A recent Wall Street Journal piece titled “Are Negative Rates Backfiring? Here’s Some Early Evidence,” cites worries among economists that consumers and businesses are saving instead of spending, raising a conundrum that flies in the face of economic conventional wisdom.
How can it be that, in spite of central banks across the world paying debtors to borrow, individuals across Europe and Japan are saving more and companies in Europe, the Middle East, Africa and Japan continue to hold significant levels of cash on their balance sheets?
Aren’t central banks able to “goose” financial assets by making government bonds less attractive with paltry interest rates, making riskier investments with higher yields the only investing game in town?
As the Journal puts it:
Low interest rates should encourage consumers and businesses to spend by depressing returns on savings and safe assets such as government bonds. Such spending should create demand for goods, help lift sagging inflation and boost economic growth.
Negative rates aren’t fundamentally different…Negative rates mean large commercial banks have to pay to park their money at central banks, which encourages them to lend it out instead. Banks spread those costs in various ways. For the individual or most corporate customers, the effect is to push interest rates paid on deposits, while still positive, even closer to zero.

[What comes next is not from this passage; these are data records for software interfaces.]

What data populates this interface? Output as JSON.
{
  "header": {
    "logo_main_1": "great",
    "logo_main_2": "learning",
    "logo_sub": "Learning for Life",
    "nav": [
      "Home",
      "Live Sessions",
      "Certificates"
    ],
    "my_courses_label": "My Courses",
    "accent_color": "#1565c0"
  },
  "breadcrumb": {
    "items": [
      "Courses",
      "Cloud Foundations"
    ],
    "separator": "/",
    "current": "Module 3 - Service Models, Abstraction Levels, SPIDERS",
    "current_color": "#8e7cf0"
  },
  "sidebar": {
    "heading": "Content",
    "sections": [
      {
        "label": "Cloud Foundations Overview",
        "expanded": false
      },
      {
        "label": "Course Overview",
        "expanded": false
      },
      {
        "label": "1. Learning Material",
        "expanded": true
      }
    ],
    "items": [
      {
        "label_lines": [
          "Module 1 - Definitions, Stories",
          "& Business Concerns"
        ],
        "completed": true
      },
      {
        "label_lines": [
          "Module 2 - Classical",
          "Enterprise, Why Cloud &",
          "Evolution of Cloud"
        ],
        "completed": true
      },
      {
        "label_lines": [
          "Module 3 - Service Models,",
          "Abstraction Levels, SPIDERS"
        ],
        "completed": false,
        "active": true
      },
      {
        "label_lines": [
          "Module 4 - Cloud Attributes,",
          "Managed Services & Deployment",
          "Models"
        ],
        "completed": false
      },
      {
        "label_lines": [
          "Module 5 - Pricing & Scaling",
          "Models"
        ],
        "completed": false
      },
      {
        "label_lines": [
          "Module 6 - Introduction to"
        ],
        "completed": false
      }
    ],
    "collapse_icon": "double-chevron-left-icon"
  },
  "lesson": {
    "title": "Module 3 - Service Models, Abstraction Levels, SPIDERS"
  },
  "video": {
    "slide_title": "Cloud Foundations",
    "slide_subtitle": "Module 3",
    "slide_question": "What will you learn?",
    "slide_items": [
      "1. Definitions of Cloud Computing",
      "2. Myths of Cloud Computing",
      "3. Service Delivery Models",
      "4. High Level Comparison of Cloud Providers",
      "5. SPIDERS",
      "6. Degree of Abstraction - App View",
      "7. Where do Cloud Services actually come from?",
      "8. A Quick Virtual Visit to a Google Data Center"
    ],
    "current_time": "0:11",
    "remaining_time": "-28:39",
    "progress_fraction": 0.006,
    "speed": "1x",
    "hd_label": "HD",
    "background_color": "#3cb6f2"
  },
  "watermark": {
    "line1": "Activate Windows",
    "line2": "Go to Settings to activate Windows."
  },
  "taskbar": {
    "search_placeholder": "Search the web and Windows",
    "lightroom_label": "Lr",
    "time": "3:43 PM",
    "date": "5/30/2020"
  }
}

Challenging this conventional wisdom is free marketeer of Forbes and Real Clear Markets, John Tamny, who argues in Who Needs the Fed? that such logic is patently false.
Here is Tamny’s salvo against the sages at central banks the world over, who believe that economies can be “stimulated” through enlightened central planning by way of price controls through manipulated interest rates:
[M]any…embraced the idea that the Fed’s [U.S. Federal Reserve’s] QE [quantitative easing] policies created lots of dollars in search of return, and then the central bank’s pursuit of a zero interest rate caused yield-hungry investors to park their easy money in the stock market over lower-yielding bonds. Apparently, government manipulation of markets works after all. Or maybe not.
Indeed, the accepted wisdom about the bull market raised many simple objections. First, the Fed’s imposition of artificially low interest rates on the way to supposedly easy credit would have to have been one of the few instances in global economic history of price controls actually leading to abundance over scarcity.
Second, if the pursuit of yield was what was actually luring investors into rapidly rising shares, logic dictates that Treasuries and corporate bonds would have been declining in value, a reflection of investor flight away from that which was prosaic and yielding little. The problem there was that yields on Treasuries and corporate bonds remained low throughout the program.
Third, and assuming the supposed flight of easy money into equities, one investor’s purchase of shares is another investor’s sale. An investor rush into equities with allegedly easy Fed money by definition signals a perhaps wiser investor exit from those same equities. There are no buyers without sellers, except in the unreal world inhabited by members of the Fed. Supposedly, these charitably average individuals, who have “a 100 percent error rate in predicting and reacting to important economic turns,” according to John Allison, and who act as though there are buyers without sellers, let alone that there are borrowers without savers (what else could explain their decision to lower the Fed’s rate to zero?), can engineer rallies. Basic common sense says that they could not have done what the consensus said they did, because in the real world, there are buyers and sellers.
Let’s bring von Mises back into the discussion of how markets work:
Even prices that are established under the influence of speculation result from the cooperation of two parties, the bulls and the bears. Each of the two parties is always equal to the other in strength and in the extent of its commitments. Each has an equal responsibility for the determination of prices.
As we learned in often-bloody fashion in the twentieth century, governmental attempts to plan markets always end in failure.
Fourth, markets never price in the present; they price in the future. With the quantitative easing side of the Fed’s intervention over by October 2014, and its end well telegraphed before then, wouldn’t investors have long before rushed out of the very markets that this easing allegedly caused them to rush into? Yet, the stock-market rally continued well into 2015.
The common answer to the above is that markets were so overly manipulated that equity prices reflected their being the only game in town for investors who wanted some semblance of return. But to believe this, one would have to believe that central bankers suddenly figured out how to engineer bull markets.
The problem with such an assertion, particularly one that says low rates push investors into stocks, is that the latter has been policy from the Bank of Japan since the 1990s. Low interest rates across the yield curve have long been the norm for Japan’s central bank, as has quantitative easing (Japan’s economy has suffered 10 doses of QE from the Bank of Japan). Yet, the Nikkei 225 is still half of what it was in the late 1980s.
Moving to China, its stock markets started to buckle in August 2015. Worried about stocks falling further, the Chinese government spent tens of billions of yuan trying to prop the market up. It failed. Logically.
Importantly, a major market decline, like what occurred in Japan, and a collapse, like in China, is what one would generally expect from central bank manipulation of rates and credit, and in China, stock market indices. As we learned in often-bloody fashion in the twentieth century, governmental attempts to plan markets always end in failure. Because they do, and because markets discount the future, one would have to believe that economists at the Fed were intensely market savvy such that their interventions were actually doing some good; that, or they know how to trick investors about the good of intervention in ways that central banks up to now haven’t known.